I have only recently been reading more kidlit. Partly because of my two littles, who are – at ages 17 months and 3.5 – currently too little to read by themselves but enjoy being read to. I’m hoping that they will continue to love books when they get older. I try to read with them, as in, show them that I too love reading. And hopefully that will show them that reading is great! Well, I suppose another part of it is helping them get their hands on books that they will love reading. Right now, it’s a lot about vehicles – trucks, cars, spaceships. Next year, who knows? (Although I guess that it will be more of the same!).
I only heard of this book after it landed on the longlist of the National Book Awards Young People’s Literature. And thought that it would make a fun YA read for RIP IX.
And it was!
Here’s the synopsis:
It’s wintertime at Greenglass House. The creaky smuggler’s inn is always quiet during this season, and twelve-year-old Milo, the innkeepers’ adopted son, plans to spend his holidays relaxing. But on the first icy night of vacation, out of nowhere, the guest bell rings. Then rings again. And again. Soon Milo’s home is bursting with odd, secretive guests, each one bearing a strange story that is somehow connected to the rambling old house. As objects go missing and tempers flare, Milo and Meddy, the cook’s daughter, must decipher clues and untangle the web of deepening mysteries to discover the truth about Greenglass House-and themselves.
So it is a mystery, a coming-of-age tale, a ghost story, an adventure all rolled up into a book set in a smuggler’s inn at wintertime!
There is plenty of fun as we discover along with Milo and his friend Meddy what the various guests are up to. There are also Milo’s worries about his family and how he is perceived by others (he is Chinese, his parents Caucasian), thoughts of his birth family and his desire to learn more about them. And the usual insecurities that a young boy faces.
One of the problems with knowing nothing about the family you were born into was that you never really stopped wondering about it. At least, Milo didn’t. He wondered who his birth parents were, where they lived, and what they did for work. He wondered if they were even still alive. He wondered how his life would be different if he had grown up with his birth family, how it would be different if he actually looked like his parents and people couldn’t see immediately that he didn’t belong. He wondered how he would be different— and sometimes when he did this, he imagined himself to be very different indeed, which sort of felt like imagining a character version of himself.
And oh! It has a book within a book! How I adore that.

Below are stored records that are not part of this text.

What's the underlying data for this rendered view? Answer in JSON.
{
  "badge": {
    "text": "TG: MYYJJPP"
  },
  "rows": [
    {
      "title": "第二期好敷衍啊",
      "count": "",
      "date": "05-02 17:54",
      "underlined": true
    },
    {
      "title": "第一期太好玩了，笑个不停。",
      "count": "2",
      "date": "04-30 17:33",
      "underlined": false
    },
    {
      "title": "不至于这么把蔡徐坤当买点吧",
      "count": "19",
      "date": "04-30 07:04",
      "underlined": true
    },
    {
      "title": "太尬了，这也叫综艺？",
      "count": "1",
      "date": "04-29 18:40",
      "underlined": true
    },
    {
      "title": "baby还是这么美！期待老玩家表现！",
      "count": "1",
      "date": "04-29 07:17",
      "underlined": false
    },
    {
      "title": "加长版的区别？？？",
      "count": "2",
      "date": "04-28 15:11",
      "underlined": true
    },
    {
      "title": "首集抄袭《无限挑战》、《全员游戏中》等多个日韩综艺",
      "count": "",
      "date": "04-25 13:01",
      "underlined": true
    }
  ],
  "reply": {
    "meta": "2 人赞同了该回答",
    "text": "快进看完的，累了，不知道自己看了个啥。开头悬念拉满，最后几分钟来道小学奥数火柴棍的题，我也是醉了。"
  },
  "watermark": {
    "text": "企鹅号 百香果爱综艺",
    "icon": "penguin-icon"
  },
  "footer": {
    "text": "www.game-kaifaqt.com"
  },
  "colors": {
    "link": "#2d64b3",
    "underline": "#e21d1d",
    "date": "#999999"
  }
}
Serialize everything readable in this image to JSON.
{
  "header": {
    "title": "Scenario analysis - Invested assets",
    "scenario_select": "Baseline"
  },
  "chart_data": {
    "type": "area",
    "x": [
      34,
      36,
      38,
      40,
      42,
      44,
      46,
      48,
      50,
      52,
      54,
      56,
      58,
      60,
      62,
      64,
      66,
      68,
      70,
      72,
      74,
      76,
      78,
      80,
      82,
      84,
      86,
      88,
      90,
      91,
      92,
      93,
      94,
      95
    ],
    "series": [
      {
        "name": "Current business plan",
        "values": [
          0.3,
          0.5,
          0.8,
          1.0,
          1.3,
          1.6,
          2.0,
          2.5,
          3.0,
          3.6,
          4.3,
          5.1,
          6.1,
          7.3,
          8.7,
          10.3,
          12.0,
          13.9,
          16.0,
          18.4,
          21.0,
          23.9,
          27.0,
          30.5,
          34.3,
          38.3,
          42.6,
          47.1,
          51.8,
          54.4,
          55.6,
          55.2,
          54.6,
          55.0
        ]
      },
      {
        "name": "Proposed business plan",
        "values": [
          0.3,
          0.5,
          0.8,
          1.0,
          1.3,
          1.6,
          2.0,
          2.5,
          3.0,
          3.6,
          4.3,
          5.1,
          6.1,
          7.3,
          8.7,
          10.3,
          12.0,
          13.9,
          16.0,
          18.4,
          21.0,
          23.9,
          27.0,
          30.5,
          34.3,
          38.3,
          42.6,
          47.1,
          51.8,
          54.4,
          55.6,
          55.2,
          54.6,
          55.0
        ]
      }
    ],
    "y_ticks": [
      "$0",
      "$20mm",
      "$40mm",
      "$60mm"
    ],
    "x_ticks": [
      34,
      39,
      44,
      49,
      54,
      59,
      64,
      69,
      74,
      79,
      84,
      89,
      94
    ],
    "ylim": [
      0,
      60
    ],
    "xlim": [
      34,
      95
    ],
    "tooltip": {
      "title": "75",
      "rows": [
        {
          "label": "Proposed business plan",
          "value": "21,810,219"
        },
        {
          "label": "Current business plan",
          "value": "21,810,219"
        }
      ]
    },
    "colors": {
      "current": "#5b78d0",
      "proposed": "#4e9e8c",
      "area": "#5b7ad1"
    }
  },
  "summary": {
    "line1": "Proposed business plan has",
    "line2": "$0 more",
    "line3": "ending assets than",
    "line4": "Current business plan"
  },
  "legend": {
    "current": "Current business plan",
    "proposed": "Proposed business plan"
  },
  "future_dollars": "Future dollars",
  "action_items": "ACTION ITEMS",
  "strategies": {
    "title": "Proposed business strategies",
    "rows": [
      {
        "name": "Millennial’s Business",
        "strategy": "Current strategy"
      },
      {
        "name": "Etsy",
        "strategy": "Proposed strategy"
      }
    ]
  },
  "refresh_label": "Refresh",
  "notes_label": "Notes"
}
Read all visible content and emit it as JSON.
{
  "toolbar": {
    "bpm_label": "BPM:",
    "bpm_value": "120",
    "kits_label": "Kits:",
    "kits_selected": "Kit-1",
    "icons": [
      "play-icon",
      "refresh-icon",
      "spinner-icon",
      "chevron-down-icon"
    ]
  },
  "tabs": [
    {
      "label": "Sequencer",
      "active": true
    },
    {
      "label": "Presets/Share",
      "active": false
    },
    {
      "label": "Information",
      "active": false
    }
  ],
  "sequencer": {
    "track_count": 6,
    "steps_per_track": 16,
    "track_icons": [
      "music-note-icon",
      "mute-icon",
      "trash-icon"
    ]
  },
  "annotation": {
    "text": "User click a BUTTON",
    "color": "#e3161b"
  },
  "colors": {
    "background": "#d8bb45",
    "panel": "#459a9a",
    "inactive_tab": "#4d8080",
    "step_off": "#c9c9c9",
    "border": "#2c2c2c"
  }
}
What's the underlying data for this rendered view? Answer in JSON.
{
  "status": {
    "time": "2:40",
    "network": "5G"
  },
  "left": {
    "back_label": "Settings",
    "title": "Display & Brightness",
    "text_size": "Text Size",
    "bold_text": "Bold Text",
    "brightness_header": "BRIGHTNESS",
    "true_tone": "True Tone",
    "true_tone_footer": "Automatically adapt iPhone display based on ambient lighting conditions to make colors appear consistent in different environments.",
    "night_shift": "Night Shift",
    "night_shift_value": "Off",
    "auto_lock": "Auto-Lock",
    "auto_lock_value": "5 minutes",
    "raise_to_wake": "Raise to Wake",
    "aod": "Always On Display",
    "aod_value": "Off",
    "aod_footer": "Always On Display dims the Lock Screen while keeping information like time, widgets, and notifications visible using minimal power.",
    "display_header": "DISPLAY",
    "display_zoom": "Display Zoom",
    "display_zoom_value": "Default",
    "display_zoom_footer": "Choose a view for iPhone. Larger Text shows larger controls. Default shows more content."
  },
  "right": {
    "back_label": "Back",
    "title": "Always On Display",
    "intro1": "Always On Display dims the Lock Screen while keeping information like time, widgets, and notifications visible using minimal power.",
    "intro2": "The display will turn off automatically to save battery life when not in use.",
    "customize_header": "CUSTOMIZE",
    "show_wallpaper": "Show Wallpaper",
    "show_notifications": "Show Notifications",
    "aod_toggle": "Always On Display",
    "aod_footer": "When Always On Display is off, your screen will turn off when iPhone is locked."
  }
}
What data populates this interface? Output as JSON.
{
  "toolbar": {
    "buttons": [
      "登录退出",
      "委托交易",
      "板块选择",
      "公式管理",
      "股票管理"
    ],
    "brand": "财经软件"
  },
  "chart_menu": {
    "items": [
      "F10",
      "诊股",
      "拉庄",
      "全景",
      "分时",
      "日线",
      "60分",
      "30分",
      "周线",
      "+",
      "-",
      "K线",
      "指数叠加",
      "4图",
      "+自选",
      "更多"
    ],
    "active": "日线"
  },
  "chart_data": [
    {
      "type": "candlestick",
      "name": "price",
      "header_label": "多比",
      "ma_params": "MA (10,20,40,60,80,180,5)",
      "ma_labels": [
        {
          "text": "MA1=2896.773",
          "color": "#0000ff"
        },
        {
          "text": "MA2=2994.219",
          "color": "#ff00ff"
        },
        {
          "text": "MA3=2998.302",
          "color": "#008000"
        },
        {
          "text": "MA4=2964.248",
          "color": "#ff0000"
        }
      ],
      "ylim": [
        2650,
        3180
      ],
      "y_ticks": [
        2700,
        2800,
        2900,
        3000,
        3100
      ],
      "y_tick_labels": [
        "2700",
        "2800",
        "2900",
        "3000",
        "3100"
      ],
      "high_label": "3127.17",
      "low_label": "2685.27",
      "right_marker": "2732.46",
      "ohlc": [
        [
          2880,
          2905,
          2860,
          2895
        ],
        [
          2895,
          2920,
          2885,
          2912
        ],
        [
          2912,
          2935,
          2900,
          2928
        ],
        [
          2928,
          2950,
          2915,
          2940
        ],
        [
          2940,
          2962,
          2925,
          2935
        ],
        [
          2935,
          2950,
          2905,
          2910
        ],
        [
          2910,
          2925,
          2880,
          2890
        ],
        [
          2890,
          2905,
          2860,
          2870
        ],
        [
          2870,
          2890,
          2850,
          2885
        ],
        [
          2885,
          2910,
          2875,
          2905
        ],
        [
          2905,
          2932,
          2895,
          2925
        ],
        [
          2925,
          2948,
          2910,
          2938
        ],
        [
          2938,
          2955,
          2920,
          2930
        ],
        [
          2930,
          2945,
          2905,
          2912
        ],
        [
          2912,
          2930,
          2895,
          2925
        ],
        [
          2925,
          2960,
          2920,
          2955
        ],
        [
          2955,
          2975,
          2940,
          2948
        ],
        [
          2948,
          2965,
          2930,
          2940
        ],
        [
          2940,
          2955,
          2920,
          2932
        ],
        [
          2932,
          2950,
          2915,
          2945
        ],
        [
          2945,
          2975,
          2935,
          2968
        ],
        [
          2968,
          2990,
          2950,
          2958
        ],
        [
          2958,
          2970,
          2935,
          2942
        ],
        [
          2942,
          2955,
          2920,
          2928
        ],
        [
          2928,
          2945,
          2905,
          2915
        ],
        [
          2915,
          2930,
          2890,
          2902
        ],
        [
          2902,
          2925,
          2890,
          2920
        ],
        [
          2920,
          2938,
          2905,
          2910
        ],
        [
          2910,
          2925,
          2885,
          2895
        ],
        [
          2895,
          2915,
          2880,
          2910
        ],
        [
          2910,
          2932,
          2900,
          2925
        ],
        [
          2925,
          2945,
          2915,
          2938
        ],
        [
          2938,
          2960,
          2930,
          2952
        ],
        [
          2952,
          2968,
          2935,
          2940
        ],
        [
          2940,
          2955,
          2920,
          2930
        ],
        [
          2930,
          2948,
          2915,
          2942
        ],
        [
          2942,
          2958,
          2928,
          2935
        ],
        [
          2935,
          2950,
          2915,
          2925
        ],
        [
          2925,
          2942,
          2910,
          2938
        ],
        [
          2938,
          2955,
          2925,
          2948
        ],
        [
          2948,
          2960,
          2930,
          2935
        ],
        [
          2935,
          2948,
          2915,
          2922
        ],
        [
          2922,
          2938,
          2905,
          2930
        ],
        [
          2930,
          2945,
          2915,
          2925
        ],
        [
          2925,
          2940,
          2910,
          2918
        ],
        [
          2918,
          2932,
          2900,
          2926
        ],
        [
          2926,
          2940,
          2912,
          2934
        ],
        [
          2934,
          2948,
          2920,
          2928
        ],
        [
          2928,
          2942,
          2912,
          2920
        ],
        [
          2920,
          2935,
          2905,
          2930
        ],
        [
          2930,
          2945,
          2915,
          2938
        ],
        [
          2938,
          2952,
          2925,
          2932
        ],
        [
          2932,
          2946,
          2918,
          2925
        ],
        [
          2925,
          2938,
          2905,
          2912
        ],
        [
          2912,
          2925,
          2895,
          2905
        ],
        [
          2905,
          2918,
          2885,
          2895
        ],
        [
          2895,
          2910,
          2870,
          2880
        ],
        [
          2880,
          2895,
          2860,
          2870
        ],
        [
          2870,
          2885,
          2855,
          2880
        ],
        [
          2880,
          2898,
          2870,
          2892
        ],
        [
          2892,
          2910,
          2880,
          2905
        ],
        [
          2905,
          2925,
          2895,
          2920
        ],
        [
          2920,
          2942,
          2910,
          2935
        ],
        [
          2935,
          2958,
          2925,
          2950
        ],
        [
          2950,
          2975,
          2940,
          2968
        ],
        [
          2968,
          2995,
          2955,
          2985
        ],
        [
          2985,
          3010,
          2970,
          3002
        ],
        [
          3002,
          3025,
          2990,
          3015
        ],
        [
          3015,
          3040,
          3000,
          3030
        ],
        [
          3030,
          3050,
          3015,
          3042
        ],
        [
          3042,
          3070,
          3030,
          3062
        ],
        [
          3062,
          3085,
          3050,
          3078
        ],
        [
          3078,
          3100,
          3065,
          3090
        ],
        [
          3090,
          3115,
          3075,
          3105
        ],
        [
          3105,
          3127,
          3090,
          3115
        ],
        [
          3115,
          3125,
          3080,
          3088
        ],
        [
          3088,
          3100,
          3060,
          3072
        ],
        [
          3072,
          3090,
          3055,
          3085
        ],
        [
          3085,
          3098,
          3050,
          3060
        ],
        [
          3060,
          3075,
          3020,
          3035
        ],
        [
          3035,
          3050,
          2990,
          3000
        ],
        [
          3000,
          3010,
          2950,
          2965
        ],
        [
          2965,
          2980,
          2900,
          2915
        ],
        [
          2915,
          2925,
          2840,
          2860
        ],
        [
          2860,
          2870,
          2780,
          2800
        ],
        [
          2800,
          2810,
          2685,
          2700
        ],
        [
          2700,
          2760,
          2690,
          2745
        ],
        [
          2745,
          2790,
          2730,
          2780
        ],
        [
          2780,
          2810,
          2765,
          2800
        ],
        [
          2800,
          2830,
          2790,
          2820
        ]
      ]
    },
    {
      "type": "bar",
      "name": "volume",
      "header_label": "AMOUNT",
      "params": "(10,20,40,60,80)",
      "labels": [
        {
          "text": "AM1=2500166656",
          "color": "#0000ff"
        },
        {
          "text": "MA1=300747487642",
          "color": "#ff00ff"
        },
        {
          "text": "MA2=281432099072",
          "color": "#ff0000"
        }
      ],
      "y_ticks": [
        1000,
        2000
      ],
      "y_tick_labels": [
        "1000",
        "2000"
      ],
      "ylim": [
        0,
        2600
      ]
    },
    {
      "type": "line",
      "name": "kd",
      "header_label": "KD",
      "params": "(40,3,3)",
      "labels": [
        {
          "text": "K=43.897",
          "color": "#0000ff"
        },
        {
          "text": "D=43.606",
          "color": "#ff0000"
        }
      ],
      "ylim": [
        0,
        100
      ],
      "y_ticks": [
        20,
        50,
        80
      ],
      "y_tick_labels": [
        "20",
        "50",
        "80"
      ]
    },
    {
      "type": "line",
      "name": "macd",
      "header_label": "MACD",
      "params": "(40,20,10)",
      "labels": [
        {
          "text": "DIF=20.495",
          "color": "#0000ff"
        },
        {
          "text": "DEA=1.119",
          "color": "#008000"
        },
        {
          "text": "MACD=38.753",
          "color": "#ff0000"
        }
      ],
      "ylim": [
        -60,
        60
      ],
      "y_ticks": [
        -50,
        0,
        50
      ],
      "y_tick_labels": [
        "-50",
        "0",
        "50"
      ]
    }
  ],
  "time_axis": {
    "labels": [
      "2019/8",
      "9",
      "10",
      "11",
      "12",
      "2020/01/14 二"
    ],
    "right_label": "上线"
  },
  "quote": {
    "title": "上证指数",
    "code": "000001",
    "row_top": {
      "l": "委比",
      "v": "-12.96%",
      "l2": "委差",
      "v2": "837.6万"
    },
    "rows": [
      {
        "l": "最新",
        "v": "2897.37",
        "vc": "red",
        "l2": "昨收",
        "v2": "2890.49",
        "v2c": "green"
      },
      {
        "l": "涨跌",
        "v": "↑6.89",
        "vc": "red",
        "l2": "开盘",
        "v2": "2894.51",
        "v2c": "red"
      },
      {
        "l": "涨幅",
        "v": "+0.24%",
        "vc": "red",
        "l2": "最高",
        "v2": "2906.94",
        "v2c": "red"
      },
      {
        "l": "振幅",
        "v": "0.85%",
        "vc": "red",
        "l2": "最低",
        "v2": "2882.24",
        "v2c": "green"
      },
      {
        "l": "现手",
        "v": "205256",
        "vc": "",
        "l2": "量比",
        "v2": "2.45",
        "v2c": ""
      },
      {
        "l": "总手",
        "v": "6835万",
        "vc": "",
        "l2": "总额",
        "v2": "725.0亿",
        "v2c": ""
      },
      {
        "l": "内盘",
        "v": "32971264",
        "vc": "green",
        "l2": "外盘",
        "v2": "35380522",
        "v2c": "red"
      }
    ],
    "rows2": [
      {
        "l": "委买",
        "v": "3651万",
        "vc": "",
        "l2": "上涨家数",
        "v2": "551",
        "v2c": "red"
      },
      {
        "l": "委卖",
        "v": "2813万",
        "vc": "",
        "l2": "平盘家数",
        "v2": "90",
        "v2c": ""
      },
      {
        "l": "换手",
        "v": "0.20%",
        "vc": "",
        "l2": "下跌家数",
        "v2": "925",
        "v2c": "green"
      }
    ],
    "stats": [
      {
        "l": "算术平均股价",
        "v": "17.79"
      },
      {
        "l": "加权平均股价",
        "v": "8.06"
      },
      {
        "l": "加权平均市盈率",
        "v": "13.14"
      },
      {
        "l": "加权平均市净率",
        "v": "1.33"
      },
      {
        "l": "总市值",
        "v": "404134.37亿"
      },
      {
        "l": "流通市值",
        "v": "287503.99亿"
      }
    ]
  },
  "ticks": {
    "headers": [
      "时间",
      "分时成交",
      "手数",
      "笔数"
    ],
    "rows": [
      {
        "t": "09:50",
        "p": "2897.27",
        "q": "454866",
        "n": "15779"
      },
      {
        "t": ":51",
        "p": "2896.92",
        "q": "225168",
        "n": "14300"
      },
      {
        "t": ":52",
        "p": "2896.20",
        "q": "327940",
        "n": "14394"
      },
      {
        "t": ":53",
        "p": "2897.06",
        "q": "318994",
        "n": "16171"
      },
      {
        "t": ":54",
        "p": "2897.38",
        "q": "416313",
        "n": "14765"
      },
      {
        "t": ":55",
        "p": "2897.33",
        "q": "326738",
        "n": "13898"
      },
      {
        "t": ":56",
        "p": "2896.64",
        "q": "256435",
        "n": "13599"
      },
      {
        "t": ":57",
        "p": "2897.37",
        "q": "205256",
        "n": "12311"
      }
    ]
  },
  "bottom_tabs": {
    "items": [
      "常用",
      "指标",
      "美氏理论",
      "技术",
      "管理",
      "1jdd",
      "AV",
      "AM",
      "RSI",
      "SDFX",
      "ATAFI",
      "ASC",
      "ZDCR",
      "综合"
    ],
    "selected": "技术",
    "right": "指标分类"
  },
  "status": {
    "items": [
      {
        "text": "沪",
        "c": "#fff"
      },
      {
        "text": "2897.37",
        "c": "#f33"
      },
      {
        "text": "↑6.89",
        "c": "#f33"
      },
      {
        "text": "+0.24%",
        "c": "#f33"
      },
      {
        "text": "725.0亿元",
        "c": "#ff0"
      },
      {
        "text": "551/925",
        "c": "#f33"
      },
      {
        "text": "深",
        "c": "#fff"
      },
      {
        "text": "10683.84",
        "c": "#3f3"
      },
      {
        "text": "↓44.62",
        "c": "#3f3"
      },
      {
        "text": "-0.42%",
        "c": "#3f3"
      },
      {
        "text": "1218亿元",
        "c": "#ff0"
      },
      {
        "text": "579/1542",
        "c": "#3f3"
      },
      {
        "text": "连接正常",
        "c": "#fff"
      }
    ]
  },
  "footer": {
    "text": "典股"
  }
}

Then there’s Greenglass House itself. Set high up on a cliff, accessible via a ridiculous flight of steps or a cable railway. A bell attached to the cable railway’s winch sounds to alert those up in the inn that someone is heading their way.
It was an inn, actually; a huge, ramshackle manor house that looked as if it had been cobbled together from discarded pieces of a dozen mismatched mansions collected from a dozen different cities. It was called Greenglass House, and it sat on the side of a hill overlooking an inlet of harbors, a little district built half on the shore and half on the piers that jutted out into the river Skidwrack like the teeth of a comb.
And the glorious wintery setting, complete with mounds of snow outside and plenty of mugs of hot chocolate to go around. I mean, look at that cover! I wish I could visit already! (Plus it’s so hot right now I have ice water next to me and the AC on upstairs while the kids nap…. grrr….!).
I have yet to read the rest of the books on the longlist, but I’m rooting for this one. Readers both young and the not-so-young will have a great time with this book.
Now excuse me while I go see which other books by Kate Milford my library has!